>>>

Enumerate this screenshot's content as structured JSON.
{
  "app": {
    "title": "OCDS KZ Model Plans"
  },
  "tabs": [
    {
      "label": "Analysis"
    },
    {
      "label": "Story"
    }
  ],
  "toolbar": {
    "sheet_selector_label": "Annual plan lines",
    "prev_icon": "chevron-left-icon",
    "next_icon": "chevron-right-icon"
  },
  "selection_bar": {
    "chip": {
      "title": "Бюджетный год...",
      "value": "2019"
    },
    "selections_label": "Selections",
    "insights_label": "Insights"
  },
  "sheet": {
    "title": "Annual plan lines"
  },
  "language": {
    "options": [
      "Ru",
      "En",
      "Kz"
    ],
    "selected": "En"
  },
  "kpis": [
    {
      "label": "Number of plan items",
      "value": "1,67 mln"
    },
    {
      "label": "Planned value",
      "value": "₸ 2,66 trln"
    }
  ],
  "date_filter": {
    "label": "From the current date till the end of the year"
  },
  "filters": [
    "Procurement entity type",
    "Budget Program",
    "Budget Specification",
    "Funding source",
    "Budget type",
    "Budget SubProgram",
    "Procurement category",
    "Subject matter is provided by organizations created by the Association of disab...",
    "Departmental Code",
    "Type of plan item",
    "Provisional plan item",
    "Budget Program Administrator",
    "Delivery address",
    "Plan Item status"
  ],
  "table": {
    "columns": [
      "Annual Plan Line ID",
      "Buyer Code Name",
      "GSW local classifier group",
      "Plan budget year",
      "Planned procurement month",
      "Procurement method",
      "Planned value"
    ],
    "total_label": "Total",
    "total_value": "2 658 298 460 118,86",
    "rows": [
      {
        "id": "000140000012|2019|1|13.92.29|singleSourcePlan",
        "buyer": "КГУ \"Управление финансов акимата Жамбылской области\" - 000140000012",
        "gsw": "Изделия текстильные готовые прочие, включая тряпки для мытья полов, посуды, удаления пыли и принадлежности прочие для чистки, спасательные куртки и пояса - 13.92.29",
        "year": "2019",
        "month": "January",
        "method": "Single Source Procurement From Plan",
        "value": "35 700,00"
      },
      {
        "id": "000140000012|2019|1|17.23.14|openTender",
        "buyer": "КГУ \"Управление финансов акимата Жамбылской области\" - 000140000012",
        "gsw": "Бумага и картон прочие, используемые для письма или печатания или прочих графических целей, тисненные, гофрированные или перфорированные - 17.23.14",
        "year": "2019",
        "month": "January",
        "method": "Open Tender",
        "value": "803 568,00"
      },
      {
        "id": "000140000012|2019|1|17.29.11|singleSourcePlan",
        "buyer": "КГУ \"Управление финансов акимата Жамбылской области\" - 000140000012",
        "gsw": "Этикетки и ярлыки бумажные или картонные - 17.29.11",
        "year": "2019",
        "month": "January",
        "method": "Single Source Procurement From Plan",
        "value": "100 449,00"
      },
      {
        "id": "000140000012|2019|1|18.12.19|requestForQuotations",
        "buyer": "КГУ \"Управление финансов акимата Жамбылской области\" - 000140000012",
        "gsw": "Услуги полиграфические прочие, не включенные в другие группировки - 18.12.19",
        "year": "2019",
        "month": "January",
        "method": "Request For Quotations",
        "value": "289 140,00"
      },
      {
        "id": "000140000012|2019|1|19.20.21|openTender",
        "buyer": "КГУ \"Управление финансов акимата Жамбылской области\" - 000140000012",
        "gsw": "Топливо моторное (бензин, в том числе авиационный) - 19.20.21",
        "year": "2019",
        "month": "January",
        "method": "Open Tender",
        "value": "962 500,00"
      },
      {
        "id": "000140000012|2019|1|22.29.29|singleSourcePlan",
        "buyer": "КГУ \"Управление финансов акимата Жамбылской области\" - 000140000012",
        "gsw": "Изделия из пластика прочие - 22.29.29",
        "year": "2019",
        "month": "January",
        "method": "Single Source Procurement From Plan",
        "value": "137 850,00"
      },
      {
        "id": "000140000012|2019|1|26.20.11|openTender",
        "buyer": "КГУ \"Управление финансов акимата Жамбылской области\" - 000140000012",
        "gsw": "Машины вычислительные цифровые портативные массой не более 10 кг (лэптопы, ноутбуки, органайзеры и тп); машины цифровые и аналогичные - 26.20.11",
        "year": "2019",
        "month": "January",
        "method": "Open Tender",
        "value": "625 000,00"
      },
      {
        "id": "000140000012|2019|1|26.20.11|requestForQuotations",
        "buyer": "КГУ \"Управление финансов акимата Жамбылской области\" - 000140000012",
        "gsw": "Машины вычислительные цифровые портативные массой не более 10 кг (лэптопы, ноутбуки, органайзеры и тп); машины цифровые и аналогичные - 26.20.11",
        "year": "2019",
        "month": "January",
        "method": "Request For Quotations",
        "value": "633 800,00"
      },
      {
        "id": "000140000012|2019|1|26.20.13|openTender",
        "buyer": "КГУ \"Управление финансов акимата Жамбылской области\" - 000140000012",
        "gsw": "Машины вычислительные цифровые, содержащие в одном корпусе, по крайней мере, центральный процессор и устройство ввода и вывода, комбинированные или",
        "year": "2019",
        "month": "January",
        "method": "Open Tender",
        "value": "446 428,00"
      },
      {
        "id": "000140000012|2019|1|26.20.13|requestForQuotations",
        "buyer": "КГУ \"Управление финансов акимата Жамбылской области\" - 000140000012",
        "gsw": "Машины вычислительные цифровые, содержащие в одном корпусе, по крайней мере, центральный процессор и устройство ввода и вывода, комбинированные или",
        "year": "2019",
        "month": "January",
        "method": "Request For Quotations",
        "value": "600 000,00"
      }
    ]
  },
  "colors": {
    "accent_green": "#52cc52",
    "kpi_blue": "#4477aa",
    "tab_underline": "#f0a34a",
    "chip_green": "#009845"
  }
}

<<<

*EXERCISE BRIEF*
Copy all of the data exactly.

*TASK RESULT*
Enumerate this screenshot's content as structured JSON.
{
  "app": {
    "title": "OCDS KZ Model Plans"
  },
  "tabs": [
    {
      "label": "Analysis"
    },
    {
      "label": "Story"
    }
  ],
  "toolbar": {
    "sheet_selector_label": "Annual plan lines",
    "prev_icon": "chevron-left-icon",
    "next_icon": "chevron-right-icon"
  },
  "selection_bar": {
    "chip": {
      "title": "Бюджетный год...",
      "value": "2019"
    },
    "selections_label": "Selections",
    "insights_label": "Insights"
  },
  "sheet": {
    "title": "Annual plan lines"
  },
  "language": {
    "options": [
      "Ru",
      "En",
      "Kz"
    ],
    "selected": "En"
  },
  "kpis": [
    {
      "label": "Number of plan items",
      "value": "1,67 mln"
    },
    {
      "label": "Planned value",
      "value": "₸ 2,66 trln"
    }
  ],
  "date_filter": {
    "label": "From the current date till the end of the year"
  },
  "filters": [
    "Procurement entity type",
    "Budget Program",
    "Budget Specification",
    "Funding source",
    "Budget type",
    "Budget SubProgram",
    "Procurement category",
    "Subject matter is provided by organizations created by the Association of disab...",
    "Departmental Code",
    "Type of plan item",
    "Provisional plan item",
    "Budget Program Administrator",
    "Delivery address",
    "Plan Item status"
  ],
  "table": {
    "columns": [
      "Annual Plan Line ID",
      "Buyer Code Name",
      "GSW local classifier group",
      "Plan budget year",
      "Planned procurement month",
      "Procurement method",
      "Planned value"
    ],
    "total_label": "Total",
    "total_value": "2 658 298 460 118,86",
    "rows": [
      {
        "id": "000140000012|2019|1|13.92.29|singleSourcePlan",
        "buyer": "КГУ \"Управление финансов акимата Жамбылской области\" - 000140000012",
        "gsw": "Изделия текстильные готовые прочие, включая тряпки для мытья полов, посуды, удаления пыли и принадлежности прочие для чистки, спасательные куртки и пояса - 13.92.29",
        "year": "2019",
        "month": "January",
        "method": "Single Source Procurement From Plan",
        "value": "35 700,00"
      },
      {
        "id": "000140000012|2019|1|17.23.14|openTender",
        "buyer": "КГУ \"Управление финансов акимата Жамбылской области\" - 000140000012",
        "gsw": "Бумага и картон прочие, используемые для письма или печатания или прочих графических целей, тисненные, гофрированные или перфорированные - 17.23.14",
        "year": "2019",
        "month": "January",
        "method": "Open Tender",
        "value": "803 568,00"
      },
      {
        "id": "000140000012|2019|1|17.29.11|singleSourcePlan",
        "buyer": "КГУ \"Управление финансов акимата Жамбылской области\" - 000140000012",
        "gsw": "Этикетки и ярлыки бумажные или картонные - 17.29.11",
        "year": "2019",
        "month": "January",
        "method": "Single Source Procurement From Plan",
        "value": "100 449,00"
      },
      {
        "id": "000140000012|2019|1|18.12.19|requestForQuotations",
        "buyer": "КГУ \"Управление финансов акимата Жамбылской области\" - 000140000012",
        "gsw": "Услуги полиграфические прочие, не включенные в другие группировки - 18.12.19",
        "year": "2019",
        "month": "January",
        "method": "Request For Quotations",
        "value": "289 140,00"
      },
      {
        "id": "000140000012|2019|1|19.20.21|openTender",
        "buyer": "КГУ \"Управление финансов акимата Жамбылской области\" - 000140000012",
        "gsw": "Топливо моторное (бензин, в том числе авиационный) - 19.20.21",
        "year": "2019",
        "month": "January",
        "method": "Open Tender",
        "value": "962 500,00"
      },
      {
        "id": "000140000012|2019|1|22.29.29|singleSourcePlan",
        "buyer": "КГУ \"Управление финансов акимата Жамбылской области\" - 000140000012",
        "gsw": "Изделия из пластика прочие - 22.29.29",
        "year": "2019",
        "month": "January",
        "method": "Single Source Procurement From Plan",
        "value": "137 850,00"
      },
      {
        "id": "000140000012|2019|1|26.20.11|openTender",
        "buyer": "КГУ \"Управление финансов акимата Жамбылской области\" - 000140000012",
        "gsw": "Машины вычислительные цифровые портативные массой не более 10 кг (лэптопы, ноутбуки, органайзеры и тп); машины цифровые и аналогичные - 26.20.11",
        "year": "2019",
        "month": "January",
        "method": "Open Tender",
        "value": "625 000,00"
      },
      {
        "id": "000140000012|2019|1|26.20.11|requestForQuotations",
        "buyer": "КГУ \"Управление финансов акимата Жамбылской области\" - 000140000012",
        "gsw": "Машины вычислительные цифровые портативные массой не более 10 кг (лэптопы, ноутбуки, органайзеры и тп); машины цифровые и аналогичные - 26.20.11",
        "year": "2019",
        "month": "January",
        "method": "Request For Quotations",
        "value": "633 800,00"
      },
      {
        "id": "000140000012|2019|1|26.20.13|openTender",
        "buyer": "КГУ \"Управление финансов акимата Жамбылской области\" - 000140000012",
        "gsw": "Машины вычислительные цифровые, содержащие в одном корпусе, по крайней мере, центральный процессор и устройство ввода и вывода, комбинированные или",
        "year": "2019",
        "month": "January",
        "method": "Open Tender",
        "value": "446 428,00"
      },
      {
        "id": "000140000012|2019|1|26.20.13|requestForQuotations",
        "buyer": "КГУ \"Управление финансов акимата Жамбылской области\" - 000140000012",
        "gsw": "Машины вычислительные цифровые, содержащие в одном корпусе, по крайней мере, центральный процессор и устройство ввода и вывода, комбинированные или",
        "year": "2019",
        "month": "January",
        "method": "Request For Quotations",
        "value": "600 000,00"
      }
    ]
  },
  "colors": {
    "accent_green": "#52cc52",
    "kpi_blue": "#4477aa",
    "tab_underline": "#f0a34a",
    "chip_green": "#009845"
  }
}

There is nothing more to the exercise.